The best way to answer (unless your job is an estimator) is to say that you're not as good at (the additional task of doing their job) being an estimator, therefore it should take about ... and give an estimate that's 125 to 150% of your quick guess, or ask for additional time to make a proper estimate.
If they agree then you've been granted a luxurious amount of extra time instead of doing extra work for free.
If they question your answer then say: "Well, what do you think?".
I worked at one place where the co-owner always asked when it was his job to know, and not use it as an excuse to interrupt. I always said double.
He always questioned it and I asked him to justify his response. Only took a half dozen times and he didn't come back for any reason. Ahhh, peace.
Don't get roped into being responsible for both the completion of the project and the date.
If you are told to finish something by a certain time it's fair to outline what result they should expect but when both ends are thrust upon you then you become the fallguy whom gets the others off the hook.
Estimates shouldn't be performed for free if they will incur considerable expense for you, nor should others expect it.

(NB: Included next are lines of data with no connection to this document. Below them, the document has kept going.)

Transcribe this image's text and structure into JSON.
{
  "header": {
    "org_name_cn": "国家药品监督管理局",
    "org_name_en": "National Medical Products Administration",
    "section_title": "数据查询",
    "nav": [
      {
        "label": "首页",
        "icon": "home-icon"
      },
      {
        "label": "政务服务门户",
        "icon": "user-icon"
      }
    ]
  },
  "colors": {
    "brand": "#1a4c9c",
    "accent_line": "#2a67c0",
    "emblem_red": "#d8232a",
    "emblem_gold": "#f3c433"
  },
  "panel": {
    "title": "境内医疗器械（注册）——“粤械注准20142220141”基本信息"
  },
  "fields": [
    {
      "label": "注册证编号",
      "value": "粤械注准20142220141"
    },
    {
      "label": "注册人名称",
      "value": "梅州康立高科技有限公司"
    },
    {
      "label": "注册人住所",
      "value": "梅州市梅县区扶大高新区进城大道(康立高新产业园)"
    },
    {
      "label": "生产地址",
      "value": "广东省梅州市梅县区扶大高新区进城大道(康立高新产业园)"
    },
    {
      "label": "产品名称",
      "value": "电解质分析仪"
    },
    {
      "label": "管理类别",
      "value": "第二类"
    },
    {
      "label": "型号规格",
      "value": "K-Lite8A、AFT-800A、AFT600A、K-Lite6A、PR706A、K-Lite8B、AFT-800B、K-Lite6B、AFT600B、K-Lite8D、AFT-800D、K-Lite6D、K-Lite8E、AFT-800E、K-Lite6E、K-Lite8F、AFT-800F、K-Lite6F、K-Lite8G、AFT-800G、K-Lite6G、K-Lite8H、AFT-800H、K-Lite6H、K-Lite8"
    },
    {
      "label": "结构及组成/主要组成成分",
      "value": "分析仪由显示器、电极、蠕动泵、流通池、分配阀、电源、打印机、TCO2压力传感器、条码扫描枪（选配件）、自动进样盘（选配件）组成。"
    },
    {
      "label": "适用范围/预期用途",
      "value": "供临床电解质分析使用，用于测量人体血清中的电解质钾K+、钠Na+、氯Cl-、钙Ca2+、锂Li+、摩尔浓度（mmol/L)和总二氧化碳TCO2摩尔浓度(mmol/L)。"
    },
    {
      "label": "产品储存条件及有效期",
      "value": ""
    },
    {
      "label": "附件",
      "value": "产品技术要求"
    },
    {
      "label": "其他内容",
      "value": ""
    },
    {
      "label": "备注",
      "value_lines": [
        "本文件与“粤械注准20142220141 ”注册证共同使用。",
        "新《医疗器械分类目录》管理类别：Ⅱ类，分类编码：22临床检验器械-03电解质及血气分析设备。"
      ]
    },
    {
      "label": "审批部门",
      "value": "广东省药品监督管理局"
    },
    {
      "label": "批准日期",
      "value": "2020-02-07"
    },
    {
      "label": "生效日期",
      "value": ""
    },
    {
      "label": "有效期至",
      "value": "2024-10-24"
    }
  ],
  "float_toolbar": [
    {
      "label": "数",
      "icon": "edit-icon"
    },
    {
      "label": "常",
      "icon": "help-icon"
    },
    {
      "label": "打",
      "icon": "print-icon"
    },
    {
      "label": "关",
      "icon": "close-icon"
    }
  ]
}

If it's another employee asking does the owner want you to take time off from your assignment to field random questions? If it's a customer (and your job is not "Estimator") you run a risk of being disciplined or fired.
If you estimate short they'll come early to check or shortly after expecting it finished - you'll certainly be in trouble and unlikely to gain an extension.
If you estimate a bit long and finish on time or early you should be praised if the work is good.
Underbidding can never help you in the long run.
If it's actually your job to estimate then you need to be more cautious about accuracy, since that is what you're paid for; still a small overestimate and offering a refund always goes over better than being late and asking for more money.